Because Senator Specter is keenly aware of the importance of understanding the younger generation, he often visits and speaks at universities and high schools. He credits his parents, both immigrants, with emphasizing the importance of education which has enabled his brother, two sisters and himself to share in the American dream. To empower others with access to education, he led the fight on the Appropriations Subcommittee to increase federal spending by 138% and raise funding for scholarships and student loans. Constituent Service/Pennsylvania's Economy Constituent service and promoting Pennsylvania's economic interests have been the hallmarks of Senator Specter's Senate career.
He maintains offices in Philadelphia, Pittsburgh, Harrisburg, Erie, Scranton, Wilkes-Barre and the Lehigh Valley to help residents of those areas who need assistance to cut Washington's red tape. From his experience as a teenager working on a farm in Kansas, the state where he was born, Sen. Specter has understood and worked on the problems of Pennsylvania's farmers from his position on the Appropriations Subcommittee on Agriculture.
He frequently argues in the International Trade Commission to assist the steel industry from being deluged with unfair foreign imports. His proposed legislation, endorsed by both business and labor, would create a private right of action in federal courts to stop subsidized or dumped products from being imported into the U.S. He has supported the coal industry by promoting legislation for clean coal technology and securing $100 million for a Schuylkill County project to turn sludge into high octane, environmentally safe gasoline.

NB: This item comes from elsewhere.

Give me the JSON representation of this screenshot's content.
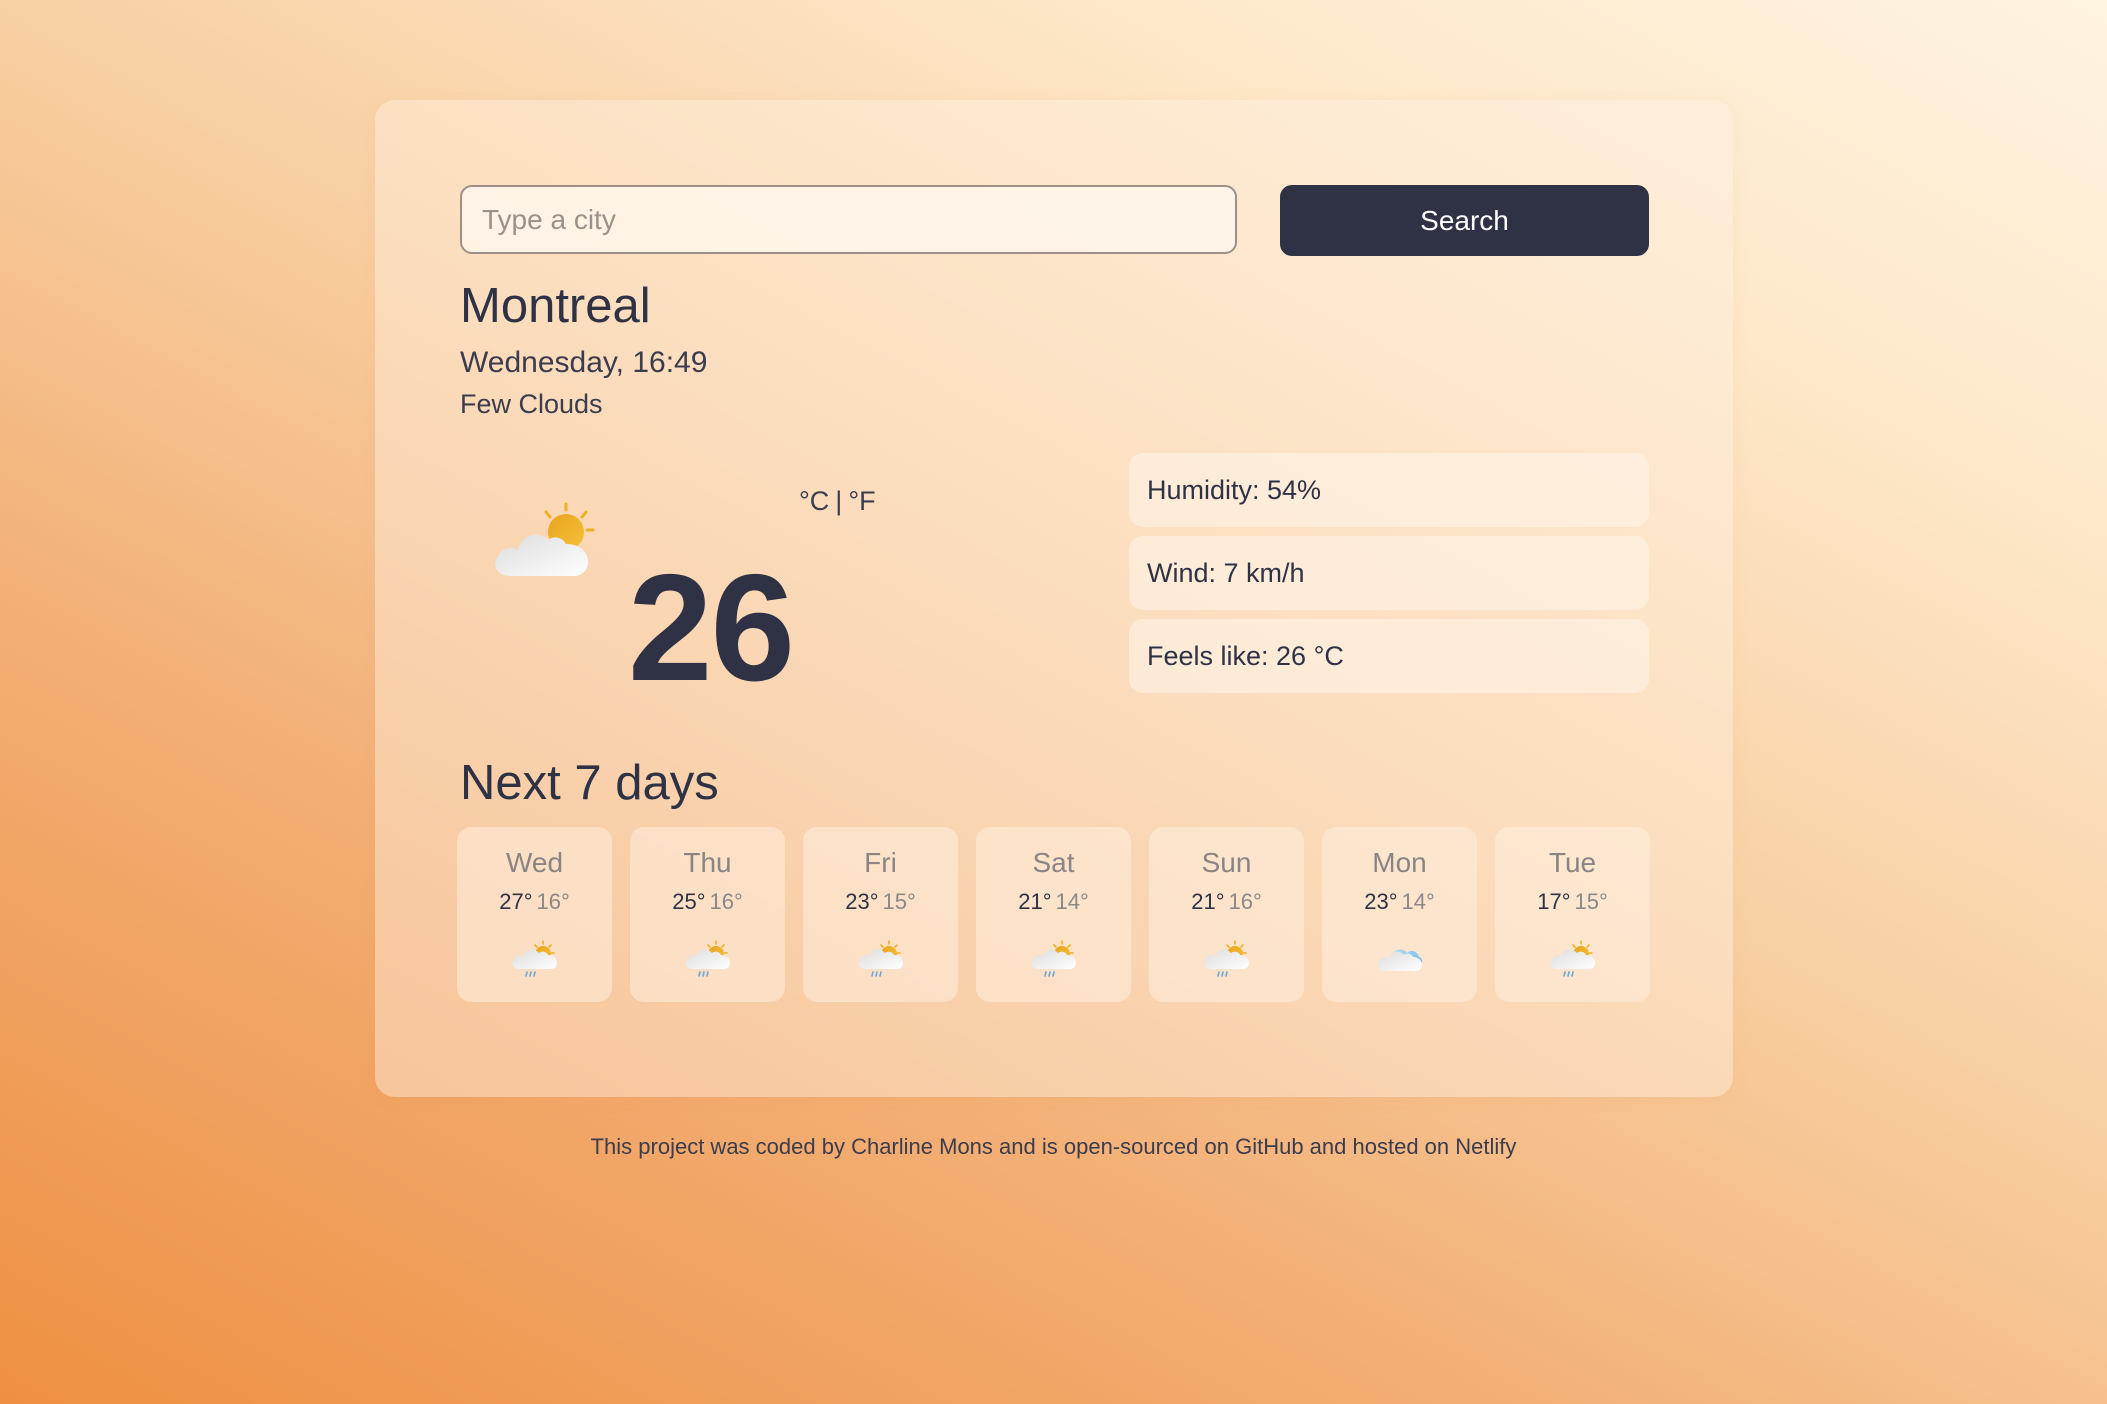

Recognizing the long-term effects of global warming, he has co-sponsored the Bingaman-Specter bill to reduce harm from carbon emissions.
As Chairman of the Intelligence Committee in the 104th Congress and a member of the Appropriations Subcommittee on Foreign Operations, Sen. Specter has traveled extensively meeting with world leaders including Soviet President Mikhail Gorbachev; French President Francois Mitterrand; Israel's Prime Ministers Menachem Begin, Yitzhak Shamir, Yitzhak Rabin, Shimon Peres, Benjamin Netanyahu, Ehud Barak, Ariel Sharon and Ehud Olmert; China's President Hu Jintao; Indian Prime Minister Singh; Pakistan's Prime Ministers Benazir Bhutto, Mohammad Zia and Pervez Musharraf; Jordan's Kings Hussein and Abdullah; and Egyptian President Hosni Mubarak.
Strongly agreeing with Moishe Dayan's famous statement that we make peace with our enemies not our friends, he has met with Syria's Presidents Hafez al-Assad and Bashar al-Assad; the Palestinian Authority's Chairman Yassar Arafat; Iraq's President Saddam Hussein; Cuba's President Fidel Castro; Lubya's Leader Muammar Gaddafi; and Venezuela President Hugo Chavez.
From these meetings and his studies of foreign affairs since his undergraduate days at the University of Pennsylvania where he majored in Political Science and International Relations, Sen. Specter has been a forceful advocate for aggressive diplomacy to solve international conflicts. He wrote, with staffer Chris Bradish, an article for the Washington Quarterly (Winter 2006-2007), outlining a blueprint for diplomatic initiatives in the Mideast with emphasis on bilateral negotiations with Iran and Syria.
Similarly, he has urged bilateral, as well as multi-lateral, negotiations with North Korea. Early in his Senate career in 1982, he was among the first to call for a US/USSR summit in a Resolution which passed the Senate 90 to 8. He participated extensively with the Senate observers at the Geneva Arms Reduction talks in the 1980's and led the fight for the broad interpretation of the ABM Treaty.
Sen. Specter has consistently supported appropriations to fight global aids and promoted worldwide support for underdeveloped countries including free trade agreements.